If there is something crucial for me about biographical documentaries and feature films, it is that they capture the essence, the core of the character they are dealing with. When I watch such a film and realize that it is completely clear to me not only who and what the character the film deals with actually was, but also what he actually wanted to say and what his views on life and their missions were, then it is successful movie. The two-part biographical documentary about the legendary American comedian and social critic George Carlin, who was ranked second among the best stand-up comedians of all time by Rolling Stone magazine, definitely succeeded. And all those who have never heard of Carlin and who are not familiar with his life and work will fully understand who he was and will simply have to feel respect for this equally great and problematic guy after “George Carlin’s American Dream” by Judd Apatow and Michael Bonfiglio.
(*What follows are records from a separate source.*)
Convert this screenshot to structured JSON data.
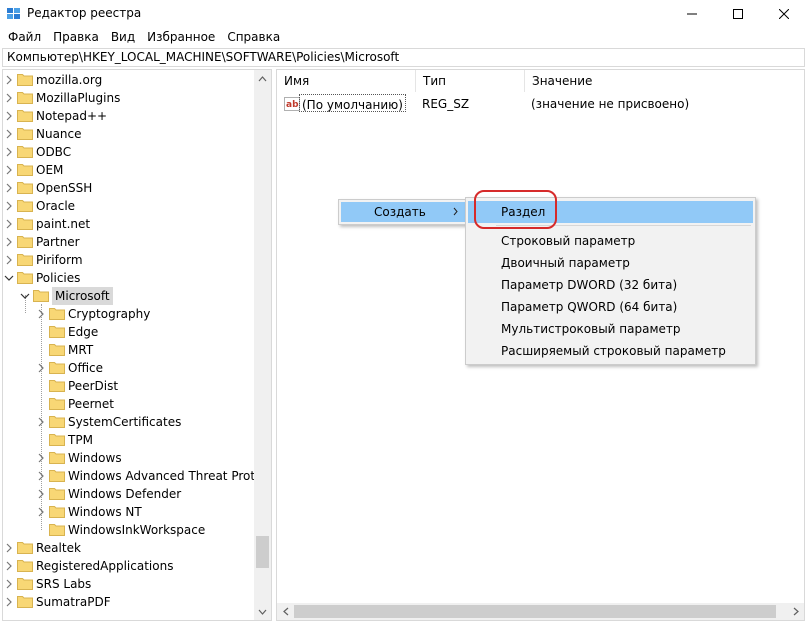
{
  "window": {
    "title": "Редактор реестра"
  },
  "menu": [
    "Файл",
    "Правка",
    "Вид",
    "Избранное",
    "Справка"
  ],
  "address": "Компьютер\\HKEY_LOCAL_MACHINE\\SOFTWARE\\Policies\\Microsoft",
  "tree": {
    "items": [
      {
        "label": "mozilla.org",
        "expanded": false
      },
      {
        "label": "MozillaPlugins",
        "expanded": false
      },
      {
        "label": "Notepad++",
        "expanded": false
      },
      {
        "label": "Nuance",
        "expanded": false
      },
      {
        "label": "ODBC",
        "expanded": false
      },
      {
        "label": "OEM",
        "expanded": false
      },
      {
        "label": "OpenSSH",
        "expanded": false
      },
      {
        "label": "Oracle",
        "expanded": false
      },
      {
        "label": "paint.net",
        "expanded": false
      },
      {
        "label": "Partner",
        "expanded": false
      },
      {
        "label": "Piriform",
        "expanded": false
      },
      {
        "label": "Policies",
        "expanded": true
      },
      {
        "label": "Microsoft",
        "expanded": true,
        "selected": true
      },
      {
        "label": "Cryptography",
        "expanded": false
      },
      {
        "label": "Edge",
        "expanded": false
      },
      {
        "label": "MRT",
        "expanded": false
      },
      {
        "label": "Office",
        "expanded": false
      },
      {
        "label": "PeerDist",
        "expanded": false
      },
      {
        "label": "Peernet",
        "expanded": false
      },
      {
        "label": "SystemCertificates",
        "expanded": false
      },
      {
        "label": "TPM",
        "expanded": false
      },
      {
        "label": "Windows",
        "expanded": false
      },
      {
        "label": "Windows Advanced Threat Protecti",
        "expanded": false
      },
      {
        "label": "Windows Defender",
        "expanded": false
      },
      {
        "label": "Windows NT",
        "expanded": false
      },
      {
        "label": "WindowsInkWorkspace",
        "expanded": false
      },
      {
        "label": "Realtek",
        "expanded": false
      },
      {
        "label": "RegisteredApplications",
        "expanded": false
      },
      {
        "label": "SRS Labs",
        "expanded": false
      },
      {
        "label": "SumatraPDF",
        "expanded": false
      }
    ]
  },
  "list": {
    "columns": [
      "Имя",
      "Тип",
      "Значение"
    ],
    "rows": [
      {
        "name": "(По умолчанию)",
        "type": "REG_SZ",
        "value": "(значение не присвоено)"
      }
    ]
  },
  "context_menu": {
    "create_label": "Создать",
    "submenu": [
      "Раздел",
      "Строковый параметр",
      "Двоичный параметр",
      "Параметр DWORD (32 бита)",
      "Параметр QWORD (64 бита)",
      "Мультистроковый параметр",
      "Расширяемый строковый параметр"
    ]
  },
  "colors": {
    "menu_highlight": "#91c9f7",
    "folder": "#f8d775",
    "annotation": "#d62a2a"
  }
}
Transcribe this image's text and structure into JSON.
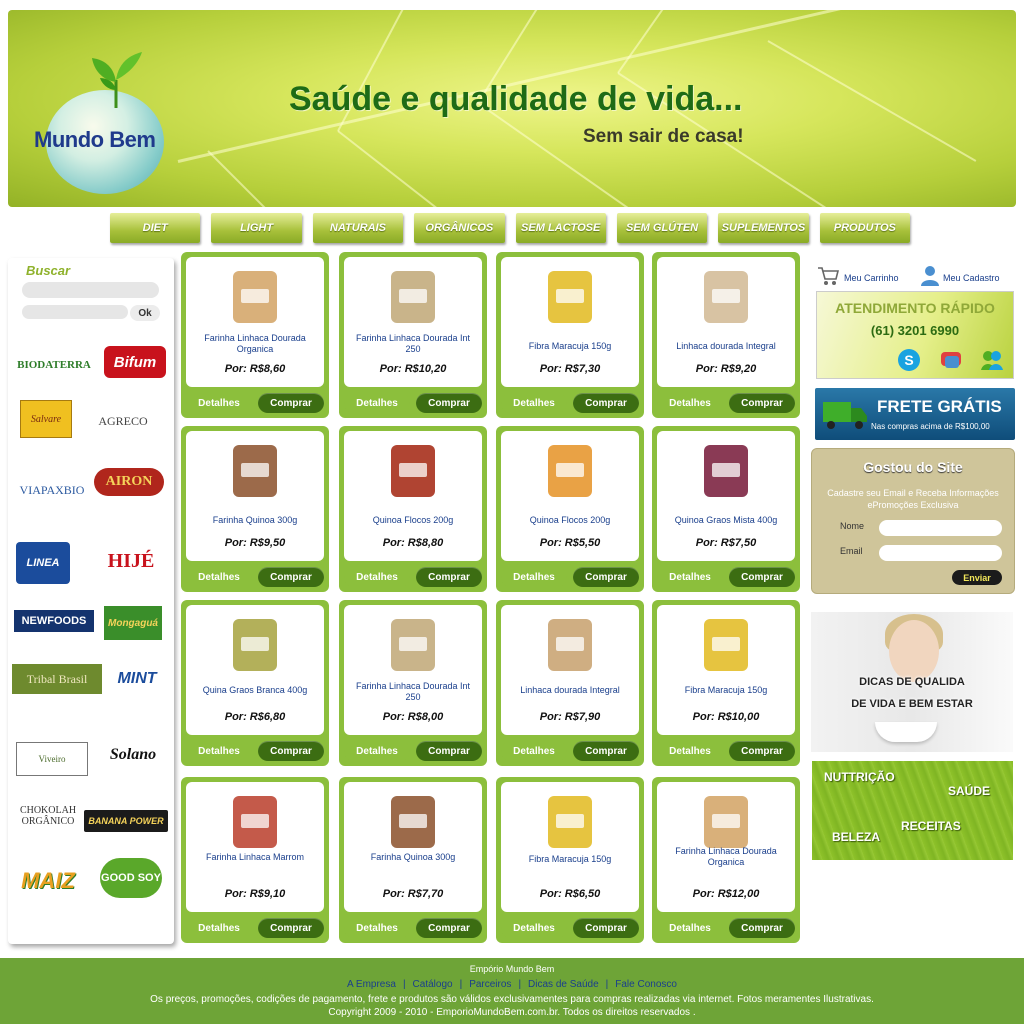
{
  "header": {
    "logo_text": "Mundo Bem",
    "headline": "Saúde e qualidade de vida...",
    "subline": "Sem sair de casa!"
  },
  "nav": [
    "DIET",
    "LIGHT",
    "NATURAIS",
    "ORGÂNICOS",
    "SEM LACTOSE",
    "SEM GLÚTEN",
    "SUPLEMENTOS",
    "PRODUTOS"
  ],
  "sidebar": {
    "search_label": "Buscar",
    "ok_label": "Ok",
    "brands": [
      "BIODATERRA",
      "Bifum",
      "Salvare",
      "AGRECO",
      "VIAPAXBIO",
      "AIRON",
      "LINEA",
      "HIJÉ",
      "NEWFOODS",
      "Mongaguá",
      "Tribal Brasil",
      "MINT",
      "Viveiro",
      "Solano",
      "CHOKOLAH ORGÂNICO",
      "BANANA POWER",
      "MAIZ",
      "GOOD SOY"
    ]
  },
  "products": [
    {
      "name": "Farinha Linhaca Dourada Organica",
      "price": "Por: R$8,60",
      "color": "#d9b07a"
    },
    {
      "name": "Farinha Linhaca Dourada Int 250",
      "price": "Por: R$10,20",
      "color": "#c9b48a"
    },
    {
      "name": "Fibra Maracuja 150g",
      "price": "Por: R$7,30",
      "color": "#e6c440"
    },
    {
      "name": "Linhaca dourada Integral",
      "price": "Por: R$9,20",
      "color": "#d8c3a3"
    },
    {
      "name": "Farinha Quinoa 300g",
      "price": "Por: R$9,50",
      "color": "#9c6a4a"
    },
    {
      "name": "Quinoa Flocos 200g",
      "price": "Por: R$8,80",
      "color": "#b04432"
    },
    {
      "name": "Quinoa Flocos 200g",
      "price": "Por: R$5,50",
      "color": "#e9a245"
    },
    {
      "name": "Quinoa Graos Mista 400g",
      "price": "Por: R$7,50",
      "color": "#8a3a55"
    },
    {
      "name": "Quina Graos Branca 400g",
      "price": "Por: R$6,80",
      "color": "#b3b05a"
    },
    {
      "name": "Farinha Linhaca Dourada Int 250",
      "price": "Por: R$8,00",
      "color": "#c9b48a"
    },
    {
      "name": "Linhaca dourada Integral",
      "price": "Por: R$7,90",
      "color": "#cfae82"
    },
    {
      "name": "Fibra Maracuja 150g",
      "price": "Por: R$10,00",
      "color": "#e6c440"
    },
    {
      "name": "Farinha Linhaca Marrom",
      "price": "Por: R$9,10",
      "color": "#c45a4a"
    },
    {
      "name": "Farinha Quinoa 300g",
      "price": "Por: R$7,70",
      "color": "#9c6a4a"
    },
    {
      "name": "Fibra Maracuja 150g",
      "price": "Por: R$6,50",
      "color": "#e6c440"
    },
    {
      "name": "Farinha Linhaca Dourada Organica",
      "price": "Por: R$12,00",
      "color": "#d9b07a"
    }
  ],
  "buttons": {
    "details": "Detalhes",
    "buy": "Comprar"
  },
  "right": {
    "cart_label": "Meu Carrinho",
    "account_label": "Meu Cadastro",
    "atendimento_title": "ATENDIMENTO RÁPIDO",
    "phone": "(61) 3201 6990",
    "frete_title": "FRETE GRÁTIS",
    "frete_sub": "Nas compras acima de R$100,00",
    "gostou_title": "Gostou do Site",
    "gostou_text": "Cadastre seu Email  e Receba Informações ePromoções Exclusiva",
    "nome_label": "Nome",
    "email_label": "Email",
    "enviar_label": "Enviar",
    "dicas_line1": "DICAS DE QUALIDA",
    "dicas_line2": "DE VIDA E BEM ESTAR",
    "nutricao": "NUTTRIÇÃO",
    "saude": "SAÚDE",
    "beleza": "BELEZA",
    "receitas": "RECEITAS"
  },
  "footer": {
    "company": "Empório Mundo Bem",
    "links": [
      "A Empresa",
      "Catálogo",
      "Parceiros",
      "Dicas de Saúde",
      "Fale Conosco"
    ],
    "disclaimer": "Os preços, promoções, codições de pagamento, frete e produtos são válidos exclusivamentes para compras realizadas via internet. Fotos meramentes  Ilustrativas.",
    "copyright": "Copyright  2009 - 2010 - EmporioMundoBem.com.br. Todos os direitos reservados ."
  }
}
This is a performer whose career has spanned half a century and who has been at the very top of the American stand-up scene for practically all of that time, even before it was even called a stand-up scene. He is a comedian who, over time, turned into a social critic and cynic who literally used words as a weapon and who made people laugh to tears for decades, and only when they stopped laughing, those same people would realize that what they are really concerned about was talking. It is a story of ups and downs, numerous starts from scratch and reinventing the style by which Carlin did not adapt to the spirit of the times, but rather dictated trends and created the spirit of the times. Many interlocutors talk about Carlin and his work, practically all living and current American and British comedians, and his essence is perhaps best captured by one sentence of the also great Bill Burr.
He recalled how as a young man, sometime in the early nineties, he went to watch Carlin while he was moving again for the umpteenth time. Burr tells the truth that his main intention was to go on the show to laugh at a failed comedy legend, a guy who has completely lost his way and is no longer funny at all, but pitiful and pathetic. And when it did, 55-year-old Carlin performed the best stand-up he had ever seen. In total, this documentary lasts almost four hours, but every millisecond is well used and we follow his life story from the beginning in the late fifties and breaking through on the then entertainment scene until his death in 2008. And Carlin started at the end of the fifties as a classic mainstream entertainer of that time, appeared on television and by the end of the sixties was earning $250,000 a year.
He was one of the most sought-after and highest-paid comedians of his time, but all that time he felt like a traitor and suppressed the rebel in him. Of course, all that had to explode and at the end of the sixties he started from scratch. He decided to leave the lucrative gigs and reject the zither humor he used to deal with and became the main rebel and star of the then counterculture scene alongside Lenny Bruce. He started from the beginning with performances in smaller clubs, at colleges, with extremely provocative performances for that time. When he discovered the drug, as he says, he began to break all taboos, from a straight mainstream type and follower who doesn’t make waves, he became an icon of the counterculture, a leading fighter against social hypocrisy, a fighter for freedom of speech and the abolition of censorship.
What is most fascinating about Carlin is that he was extremely critical of all sides of the political spectrum, and as much as he despised left-liberal smugness, he loathed conservatism and their dullness and corruption. Although Carlin may appear to be a misanthrope at first, his statement that every cynic actually hides a disappointed idealist is ingenious. A man who realized that the whole society and everything they made us do is actually a deception and an illusion that has the sole goal of maintaining the status quo and that the privileged keep their privileges, and the unprivileged stay at the bottom of the food chain with trivial entertainment.
In this great documentary, we follow his ups and downs, private successes and disasters, long-term struggle with cocaine addiction. There are also numerous recordings of interviews with Carlin in the later stages of his career in which he talks about his life and views on life and his intelligence, shrewdness and ability to capture the zeitgeist in such a fascinating way really impresses. That without condescending to anyone and so harshly and brutally, he spits in everyone’s face everything that is on his soul and that the vast majority may not want to hear. It’s a real shame that this genius comedic mind didn’t live another year because it would have been really interesting what he had to say about today’s phenomena like woke culture and canceling those who said or did something that goes against that irritating and disgusting dogma of political correctness today .